> _REQUIRED WORK_
Look through the entries for the string "JSON" and copy every line where it shows up.

SUPPLIED ENTRIES below:

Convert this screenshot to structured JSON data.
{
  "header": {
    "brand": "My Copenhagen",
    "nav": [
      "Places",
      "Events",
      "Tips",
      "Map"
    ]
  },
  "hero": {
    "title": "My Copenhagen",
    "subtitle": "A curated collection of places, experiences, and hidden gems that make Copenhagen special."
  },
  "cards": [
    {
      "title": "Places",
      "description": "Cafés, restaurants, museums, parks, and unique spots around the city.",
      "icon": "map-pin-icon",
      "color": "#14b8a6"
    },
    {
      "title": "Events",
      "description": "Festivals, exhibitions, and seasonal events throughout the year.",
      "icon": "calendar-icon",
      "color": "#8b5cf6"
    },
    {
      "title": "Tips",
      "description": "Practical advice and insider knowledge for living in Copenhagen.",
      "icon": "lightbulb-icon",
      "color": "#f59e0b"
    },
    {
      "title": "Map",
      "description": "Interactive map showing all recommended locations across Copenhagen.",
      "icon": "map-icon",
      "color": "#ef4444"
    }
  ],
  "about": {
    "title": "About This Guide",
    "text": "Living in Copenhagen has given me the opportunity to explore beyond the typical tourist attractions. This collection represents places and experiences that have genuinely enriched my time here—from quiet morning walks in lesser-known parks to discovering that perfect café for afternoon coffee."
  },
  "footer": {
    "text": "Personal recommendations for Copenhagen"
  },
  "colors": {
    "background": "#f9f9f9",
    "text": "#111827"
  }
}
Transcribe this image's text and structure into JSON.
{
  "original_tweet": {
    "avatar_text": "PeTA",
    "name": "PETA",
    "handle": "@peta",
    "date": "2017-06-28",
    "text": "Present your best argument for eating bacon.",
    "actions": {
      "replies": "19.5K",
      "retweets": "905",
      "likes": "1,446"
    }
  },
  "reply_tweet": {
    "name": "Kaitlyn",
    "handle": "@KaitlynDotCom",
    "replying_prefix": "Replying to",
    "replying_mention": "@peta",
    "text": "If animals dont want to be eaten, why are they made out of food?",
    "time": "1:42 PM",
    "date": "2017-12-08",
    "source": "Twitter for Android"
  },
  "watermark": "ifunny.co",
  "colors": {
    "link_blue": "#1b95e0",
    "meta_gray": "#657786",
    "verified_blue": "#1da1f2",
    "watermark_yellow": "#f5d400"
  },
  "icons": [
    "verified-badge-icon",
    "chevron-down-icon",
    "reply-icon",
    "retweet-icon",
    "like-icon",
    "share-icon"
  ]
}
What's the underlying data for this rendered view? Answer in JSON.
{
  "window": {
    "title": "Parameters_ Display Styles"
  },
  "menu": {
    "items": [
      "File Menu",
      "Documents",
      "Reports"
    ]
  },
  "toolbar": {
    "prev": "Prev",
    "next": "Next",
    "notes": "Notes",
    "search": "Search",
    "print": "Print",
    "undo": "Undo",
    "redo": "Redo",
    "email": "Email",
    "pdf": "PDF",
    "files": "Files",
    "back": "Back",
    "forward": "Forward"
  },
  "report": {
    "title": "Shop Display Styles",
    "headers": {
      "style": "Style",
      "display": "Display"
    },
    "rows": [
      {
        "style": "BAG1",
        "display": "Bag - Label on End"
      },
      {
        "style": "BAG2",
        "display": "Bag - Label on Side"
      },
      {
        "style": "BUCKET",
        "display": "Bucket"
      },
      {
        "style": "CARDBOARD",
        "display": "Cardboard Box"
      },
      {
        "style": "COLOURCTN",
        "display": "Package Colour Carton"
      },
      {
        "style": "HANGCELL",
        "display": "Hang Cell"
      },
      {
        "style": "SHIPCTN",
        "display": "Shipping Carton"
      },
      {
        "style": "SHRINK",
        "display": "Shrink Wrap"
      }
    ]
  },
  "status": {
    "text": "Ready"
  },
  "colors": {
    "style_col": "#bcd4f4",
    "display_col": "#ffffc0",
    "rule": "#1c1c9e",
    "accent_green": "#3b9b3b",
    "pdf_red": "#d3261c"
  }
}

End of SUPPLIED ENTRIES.

> _ANSWER AREA_
Convert this screenshot to structured JSON data.
Transcribe this image's text and structure into JSON.
What's the underlying data for this rendered view? Answer in JSON.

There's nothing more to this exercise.